_WORK ORDER_:
Retype every entry below without any change.

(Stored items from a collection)
□ □ □
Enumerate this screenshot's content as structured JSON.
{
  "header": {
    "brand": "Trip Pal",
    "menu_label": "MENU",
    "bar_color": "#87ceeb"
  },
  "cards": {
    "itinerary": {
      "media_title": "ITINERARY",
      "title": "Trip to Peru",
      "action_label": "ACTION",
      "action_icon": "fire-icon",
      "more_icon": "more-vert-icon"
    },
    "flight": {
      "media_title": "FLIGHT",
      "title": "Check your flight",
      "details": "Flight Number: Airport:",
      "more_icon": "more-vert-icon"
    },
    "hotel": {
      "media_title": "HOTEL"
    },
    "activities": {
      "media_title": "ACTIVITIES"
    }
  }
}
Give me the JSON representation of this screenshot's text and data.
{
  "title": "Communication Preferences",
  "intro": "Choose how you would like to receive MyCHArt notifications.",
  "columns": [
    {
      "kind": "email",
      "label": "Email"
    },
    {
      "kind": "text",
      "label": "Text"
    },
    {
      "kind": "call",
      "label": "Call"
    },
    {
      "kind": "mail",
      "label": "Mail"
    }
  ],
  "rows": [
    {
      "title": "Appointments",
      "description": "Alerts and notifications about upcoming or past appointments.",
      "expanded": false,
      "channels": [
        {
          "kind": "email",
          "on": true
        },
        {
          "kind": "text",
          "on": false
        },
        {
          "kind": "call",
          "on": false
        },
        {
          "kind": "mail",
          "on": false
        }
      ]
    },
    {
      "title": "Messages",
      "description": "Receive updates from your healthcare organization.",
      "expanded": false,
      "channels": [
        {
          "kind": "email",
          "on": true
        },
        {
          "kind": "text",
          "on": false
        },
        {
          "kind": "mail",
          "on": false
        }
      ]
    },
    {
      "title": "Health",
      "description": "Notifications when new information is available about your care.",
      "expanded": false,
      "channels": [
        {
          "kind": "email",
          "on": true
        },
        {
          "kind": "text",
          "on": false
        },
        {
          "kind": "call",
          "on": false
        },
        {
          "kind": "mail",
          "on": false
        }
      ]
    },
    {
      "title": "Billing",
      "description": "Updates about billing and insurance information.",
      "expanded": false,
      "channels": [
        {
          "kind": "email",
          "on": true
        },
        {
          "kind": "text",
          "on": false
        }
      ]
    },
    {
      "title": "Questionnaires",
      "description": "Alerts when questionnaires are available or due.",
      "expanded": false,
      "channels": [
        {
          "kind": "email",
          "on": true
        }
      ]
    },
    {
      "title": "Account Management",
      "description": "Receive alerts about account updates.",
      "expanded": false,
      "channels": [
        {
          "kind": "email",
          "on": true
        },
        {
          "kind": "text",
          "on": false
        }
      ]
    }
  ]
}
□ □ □
_TASK RESULT_:
Enumerate this screenshot's content as structured JSON.
{
  "header": {
    "brand": "Trip Pal",
    "menu_label": "MENU",
    "bar_color": "#87ceeb"
  },
  "cards": {
    "itinerary": {
      "media_title": "ITINERARY",
      "title": "Trip to Peru",
      "action_label": "ACTION",
      "action_icon": "fire-icon",
      "more_icon": "more-vert-icon"
    },
    "flight": {
      "media_title": "FLIGHT",
      "title": "Check your flight",
      "details": "Flight Number: Airport:",
      "more_icon": "more-vert-icon"
    },
    "hotel": {
      "media_title": "HOTEL"
    },
    "activities": {
      "media_title": "ACTIVITIES"
    }
  }
}
Give me the JSON representation of this screenshot's text and data.
{
  "title": "Communication Preferences",
  "intro": "Choose how you would like to receive MyCHArt notifications.",
  "columns": [
    {
      "kind": "email",
      "label": "Email"
    },
    {
      "kind": "text",
      "label": "Text"
    },
    {
      "kind": "call",
      "label": "Call"
    },
    {
      "kind": "mail",
      "label": "Mail"
    }
  ],
  "rows": [
    {
      "title": "Appointments",
      "description": "Alerts and notifications about upcoming or past appointments.",
      "expanded": false,
      "channels": [
        {
          "kind": "email",
          "on": true
        },
        {
          "kind": "text",
          "on": false
        },
        {
          "kind": "call",
          "on": false
        },
        {
          "kind": "mail",
          "on": false
        }
      ]
    },
    {
      "title": "Messages",
      "description": "Receive updates from your healthcare organization.",
      "expanded": false,
      "channels": [
        {
          "kind": "email",
          "on": true
        },
        {
          "kind": "text",
          "on": false
        },
        {
          "kind": "mail",
          "on": false
        }
      ]
    },
    {
      "title": "Health",
      "description": "Notifications when new information is available about your care.",
      "expanded": false,
      "channels": [
        {
          "kind": "email",
          "on": true
        },
        {
          "kind": "text",
          "on": false
        },
        {
          "kind": "call",
          "on": false
        },
        {
          "kind": "mail",
          "on": false
        }
      ]
    },
    {
      "title": "Billing",
      "description": "Updates about billing and insurance information.",
      "expanded": false,
      "channels": [
        {
          "kind": "email",
          "on": true
        },
        {
          "kind": "text",
          "on": false
        }
      ]
    },
    {
      "title": "Questionnaires",
      "description": "Alerts when questionnaires are available or due.",
      "expanded": false,
      "channels": [
        {
          "kind": "email",
          "on": true
        }
      ]
    },
    {
      "title": "Account Management",
      "description": "Receive alerts about account updates.",
      "expanded": false,
      "channels": [
        {
          "kind": "email",
          "on": true
        },
        {
          "kind": "text",
          "on": false
        }
      ]
    }
  ]
}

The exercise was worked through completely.